by D.W. Lundberg

Friday, January 21, 2011


Back on the subject of Knight And Day for a moment, isn't it interesting how our buddy Tom Cruise gets top billing over Cameron Diaz, when Diaz herself is actually the protagonist of the movie? Has anyone else caught onto this?

Remember that a "protagonist" is the lead character of any work of fiction with a "noble goal" – and he or she goes about trying to achieve that goal all through the narrative, though they're blocked from it at regular intervals. The plot hinges entirely on the protagonist (or should), as any decision he or she makes actually drives the story forward. At the end, no matter whether the protagonist achieves that noble goal or not, he or she has been irrevocably changed – not the same person at the wrap-up of the story as they were at the beginning.

Saturday, January 15, 2011


Another day, another project.

You ever happen to avoid a particular movie title like the plague just because everyone says it's a gigantic waste of time? And then years later, you happen to catch that same movie on TV, and you stop on it just long enough to have a look, because there's nothing else on? And you sit through it a bit and you wonder, Why did everyone trash talk this movie so badly? It might not be great, but it's surely not the lamentable piece of trash everyone said it was. What's the big deal?

By letting the positive/negative hype factor wash over you like that, two things tend to happen. Either a) those movies everyone hailed as near- masterpieces turn out to be mild-to-major disappointments, or b) those so-called "bombs" don't stink quite as bad as the movie-going public would have you believe.

Saturday, January 8, 2011


Well, it hasn't been quite as long as a year – about one month shy, as a matter of fact. But when I officially started this "Best Of The Decade" project last February, I certainly didn't intend on it becoming such a massive undertaking. And I'm here to apologize. It seemed so simple in concept: ten total blog entries, six paragraphs a piece (that's five movie titles, ranked, plus an introductory paragraph per genre) – how hard could that be? A lot harder than it looks, apparently. Especially when you're like me – an attention-deficit, eternally-procrastinating perfectionist, who's always been his own worst critic.

In any case, I appreciate those of you who've stuck around long enough to see this thing through to the finish. It's always baffled me how so few of these "Best Of" lists take the title-by-genre approach, as if our greatest filmmakers only work at the top of their game within specific parameters. And so I set out to exorcise those particular demons, "to tickle my own fancy" as I (so eloquently) put it, just to have my kicks and get it out there, in a forum designed to reach as many eager listeners as possible.

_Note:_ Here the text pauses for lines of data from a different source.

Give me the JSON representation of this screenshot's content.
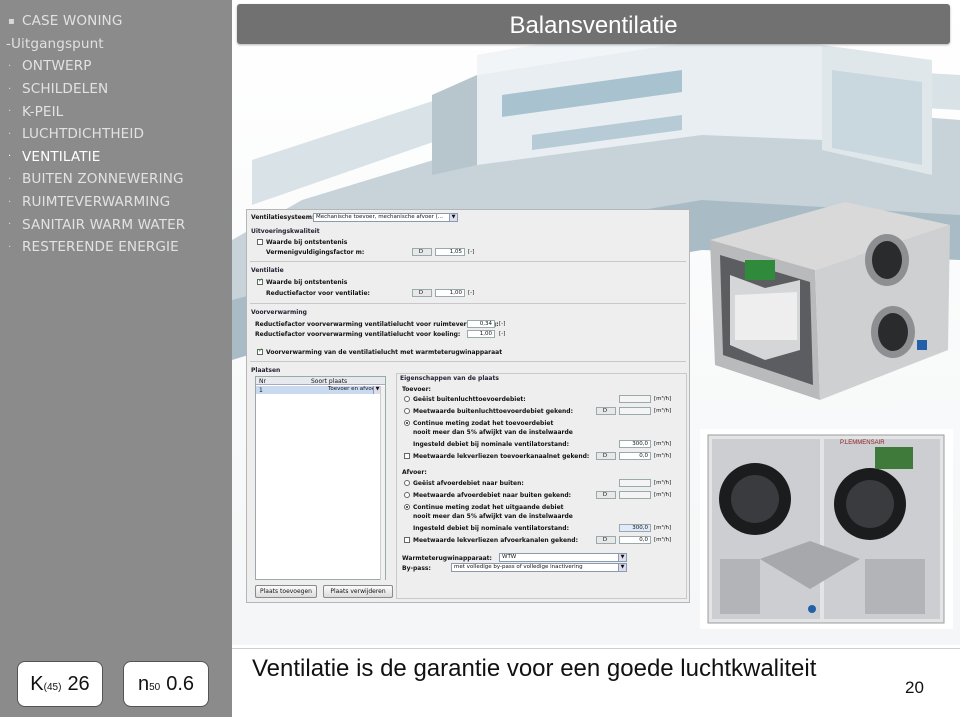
{
  "sidebar": {
    "items": [
      {
        "bullet": "▪",
        "label": "CASE WONING",
        "style": "section"
      },
      {
        "bullet": "",
        "label": "-Uitgangspunt",
        "style": "sub"
      },
      {
        "bullet": "·",
        "label": "ONTWERP",
        "style": "normal"
      },
      {
        "bullet": "·",
        "label": "SCHILDELEN",
        "style": "normal"
      },
      {
        "bullet": "·",
        "label": "K-PEIL",
        "style": "normal"
      },
      {
        "bullet": "·",
        "label": "LUCHTDICHTHEID",
        "style": "normal"
      },
      {
        "bullet": "·",
        "label": "VENTILATIE",
        "style": "active"
      },
      {
        "bullet": "·",
        "label": "BUITEN ZONNEWERING",
        "style": "normal"
      },
      {
        "bullet": "·",
        "label": "RUIMTEVERWARMING",
        "style": "normal"
      },
      {
        "bullet": "·",
        "label": "SANITAIR WARM WATER",
        "style": "normal"
      },
      {
        "bullet": "·",
        "label": "RESTERENDE ENERGIE",
        "style": "normal"
      }
    ],
    "k_label": "K",
    "k_sub": "(45)",
    "k_value": "26",
    "n_label": "n",
    "n_sub": "50",
    "n_value": "0.6"
  },
  "header": {
    "title": "Balansventilatie"
  },
  "dialog": {
    "system_label": "Ventilatiesysteem:",
    "system_value": "Mechanische toevoer, mechanische afvoer (...",
    "uitvoering": {
      "title": "Uitvoeringskwaliteit",
      "checkbox": "Waarde bij ontstentenis",
      "factor_label": "Vermenigvuldigingsfactor m:",
      "factor_d": "D",
      "factor_value": "1,05",
      "factor_unit": "[-]"
    },
    "ventilatie": {
      "title": "Ventilatie",
      "checkbox": "Waarde bij ontstentenis",
      "factor_label": "Reductiefactor voor ventilatie:",
      "factor_d": "D",
      "factor_value": "1,00",
      "factor_unit": "[-]"
    },
    "voorverwarming": {
      "title": "Voorverwarming",
      "row1_label": "Reductiefactor voorverwarming ventilatielucht voor ruimteverwarming:",
      "row1_value": "0,34",
      "row1_unit": "[-]",
      "row2_label": "Reductiefactor voorverwarming ventilatielucht voor koeling:",
      "row2_value": "1,00",
      "row2_unit": "[-]",
      "checkbox": "Voorverwarming van de ventilatielucht met warmteterugwinapparaat"
    },
    "plaatsen": {
      "title": "Plaatsen",
      "col_nr": "Nr",
      "col_soort": "Soort plaats",
      "row_nr": "1",
      "row_soort": "Toevoer en afvoer",
      "btn_add": "Plaats toevoegen",
      "btn_remove": "Plaats verwijderen"
    },
    "eigenschappen": {
      "title": "Eigenschappen van de plaats",
      "toevoer_title": "Toevoer:",
      "t_r1": "Geëist buitenluchttoevoerdebiet:",
      "t_r1_unit": "[m³/h]",
      "t_r2": "Meetwaarde buitenluchttoevoerdebiet gekend:",
      "t_r2_d": "D",
      "t_r2_unit": "[m³/h]",
      "t_r3a": "Continue meting zodat het toevoerdebiet",
      "t_r3b": "nooit meer dan 5% afwijkt van de instelwaarde",
      "t_r4": "Ingesteld debiet bij nominale ventilatorstand:",
      "t_r4_value": "300,0",
      "t_r4_unit": "[m³/h]",
      "t_r5": "Meetwaarde lekverliezen toevoerkanaalnet gekend:",
      "t_r5_d": "D",
      "t_r5_value": "0,0",
      "t_r5_unit": "[m³/h]",
      "afvoer_title": "Afvoer:",
      "a_r1": "Geëist afvoerdebiet naar buiten:",
      "a_r1_unit": "[m³/h]",
      "a_r2": "Meetwaarde afvoerdebiet naar buiten gekend:",
      "a_r2_d": "D",
      "a_r2_unit": "[m³/h]",
      "a_r3a": "Continue meting zodat het uitgaande debiet",
      "a_r3b": "nooit meer dan 5% afwijkt van de instelwaarde",
      "a_r4": "Ingesteld debiet bij nominale ventilatorstand:",
      "a_r4_value": "300,0",
      "a_r4_unit": "[m³/h]",
      "a_r5": "Meetwaarde lekverliezen afvoerkanalen gekend:",
      "a_r5_d": "D",
      "a_r5_value": "0,0",
      "a_r5_unit": "[m³/h]",
      "wtw_label": "Warmteterugwinapparaat:",
      "wtw_value": "WTW",
      "bypass_label": "By-pass:",
      "bypass_value": "met volledige by-pass of volledige inactivering"
    }
  },
  "photo_brand": "P.LEMMENSAIR",
  "footer": {
    "subtitle": "Ventilatie is de garantie voor een goede luchtkwaliteit",
    "page_number": "20"
  }
}
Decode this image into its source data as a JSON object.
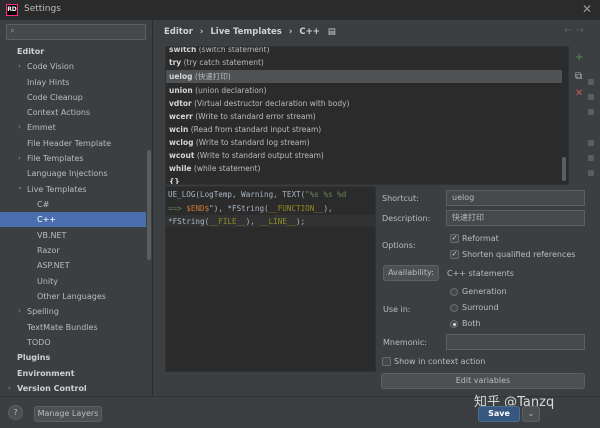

Monday, January 3, 2011





Space battles. Time travel. Journeys into the mystical unknown. The Science-Fiction/Fantasy films of 2000-2009 enjoyed a creative and financial resurgence unlike anything since the late 1970s, when Star Wars and Close Encounters Of The Third Kind ruled at the box office. Avatar, The Lord Of The Rings: The Return Of The King, and Pirates Of The Caribbean: Dead Man's Chest passed $1 billion in worldwide grosses apiece, while Return Of The King took home 2004's Academy Award for Best Picture – the first Fantasy film in history to accomplish such a feat. The best genre titles aren't content to wow us with their Utopian futures and wondrous special effects; they also hold up a mirror to the social, political and philosophical issues of our times. They challenge us. The final frontier, indeed.

The Top Five:

5. Star Trek (J.J. Abrams, 2009)

It might be too early to call it a great film, but J.J. Abrams' blockbuster relaunch of the U.S.S. Enterprise is certainly a great entertainment, which dives headfirst into action and never looks back. Like Batman Begins and Casino Royale before them, Paramount returned to the drawing board to offer a fresh perspective on what gave Kirk, Spock, Dr. McCoy and the rest such cross-generational appeal in the first place. Trekkies' hardcore devotion to canon, however, made a complete retrofitting next to impossible, so Abrams and screenwriters Roberto Orci and Alex Kurtzman busied themselves with a time travel plot that's both obvious and ingenious: obvious, because it's been done before, and ingenious, because the physics at play allow them free reign to tinker with the mythology without seriously uprooting the fan base. With its breathless pacing and candy-gloss textured set design, it makes an admittedly cultish sci-fi phenomenon officially "cool" again. And the cast is perfection.